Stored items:
• • • • • • •

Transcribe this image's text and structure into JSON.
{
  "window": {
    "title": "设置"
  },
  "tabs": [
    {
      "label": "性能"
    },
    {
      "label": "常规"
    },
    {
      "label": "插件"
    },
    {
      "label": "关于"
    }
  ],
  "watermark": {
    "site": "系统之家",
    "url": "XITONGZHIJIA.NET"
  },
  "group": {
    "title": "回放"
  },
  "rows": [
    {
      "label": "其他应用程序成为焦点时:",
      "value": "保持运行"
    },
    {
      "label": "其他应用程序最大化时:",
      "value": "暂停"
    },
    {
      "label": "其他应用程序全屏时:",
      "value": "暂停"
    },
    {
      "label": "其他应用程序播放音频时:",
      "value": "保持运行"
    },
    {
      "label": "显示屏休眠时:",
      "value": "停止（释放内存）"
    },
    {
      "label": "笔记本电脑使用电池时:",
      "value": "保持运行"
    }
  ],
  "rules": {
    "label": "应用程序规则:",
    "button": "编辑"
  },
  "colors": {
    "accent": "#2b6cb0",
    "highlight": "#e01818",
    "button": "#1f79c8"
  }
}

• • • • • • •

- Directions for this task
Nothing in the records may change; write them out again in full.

- Finished task
Transcribe this image's text and structure into JSON.
{
  "window": {
    "title": "设置"
  },
  "tabs": [
    {
      "label": "性能"
    },
    {
      "label": "常规"
    },
    {
      "label": "插件"
    },
    {
      "label": "关于"
    }
  ],
  "watermark": {
    "site": "系统之家",
    "url": "XITONGZHIJIA.NET"
  },
  "group": {
    "title": "回放"
  },
  "rows": [
    {
      "label": "其他应用程序成为焦点时:",
      "value": "保持运行"
    },
    {
      "label": "其他应用程序最大化时:",
      "value": "暂停"
    },
    {
      "label": "其他应用程序全屏时:",
      "value": "暂停"
    },
    {
      "label": "其他应用程序播放音频时:",
      "value": "保持运行"
    },
    {
      "label": "显示屏休眠时:",
      "value": "停止（释放内存）"
    },
    {
      "label": "笔记本电脑使用电池时:",
      "value": "保持运行"
    }
  ],
  "rules": {
    "label": "应用程序规则:",
    "button": "编辑"
  },
  "colors": {
    "accent": "#2b6cb0",
    "highlight": "#e01818",
    "button": "#1f79c8"
  }
}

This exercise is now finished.